Hurricanes and Refineries

Another reason to worry about a Gulf Coast hurricane around houston (according to Lou Minatti):

Those of you driving Hummers and F250s better hope and pray that it doesn’t. With much of Louisiana’s refining capacity offline due to Katrina, if a hurricane hits the upper Texas coast we’ll lose an additional 26% of the nation’s refineries for a period of time. Unless these computer models are way wrong, watch for energy futures to go crazy again this week.

I remember something poet Wyatt Prunty mentioned to me in a poetry class at Johns Hopkins. He said, “one sign you’re a resident of a place is when you start noticing its weather”).

From a CNN article:

There Tropical Storm Rita had the potential to turn into a hurricane and again pound oil production and refinery capacity along the U.S. Gulf Coast. Private weather tracking service Weather 2000 Inc. estimates that Rita’s path could hit four times as many energy rigs and platforms in the Gulf as Hurricane Katrina and 2004’s Hurricane Ivan combined. Both those storms sparked record oil prices in their wakes.

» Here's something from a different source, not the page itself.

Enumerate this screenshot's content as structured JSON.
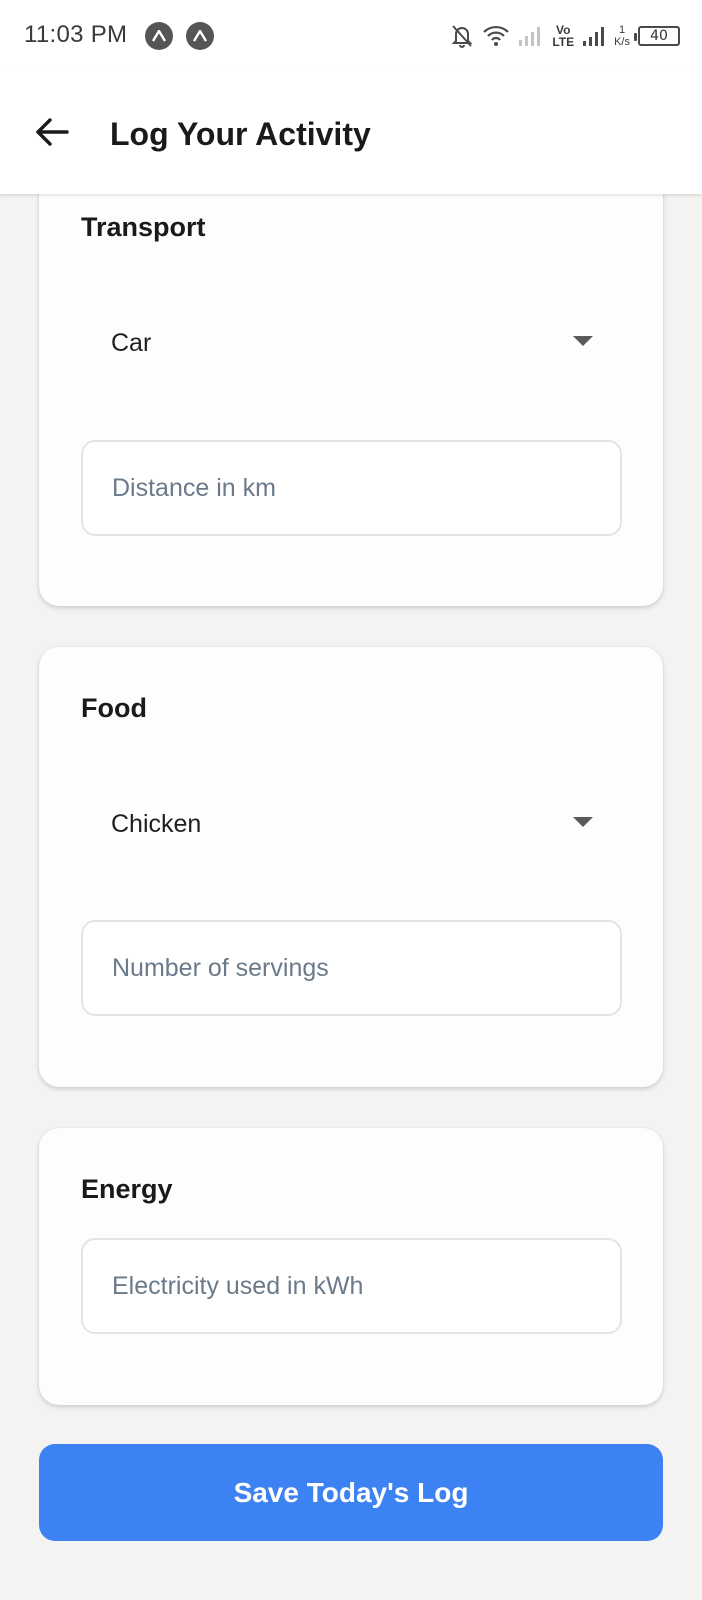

“With another storm threatening the half the Gulf that avoided Katrina, it has traders spooked this morning,” said oil analyst Peter Beutel of Cameron Hanover about Monday’s sharp rise in oil prices.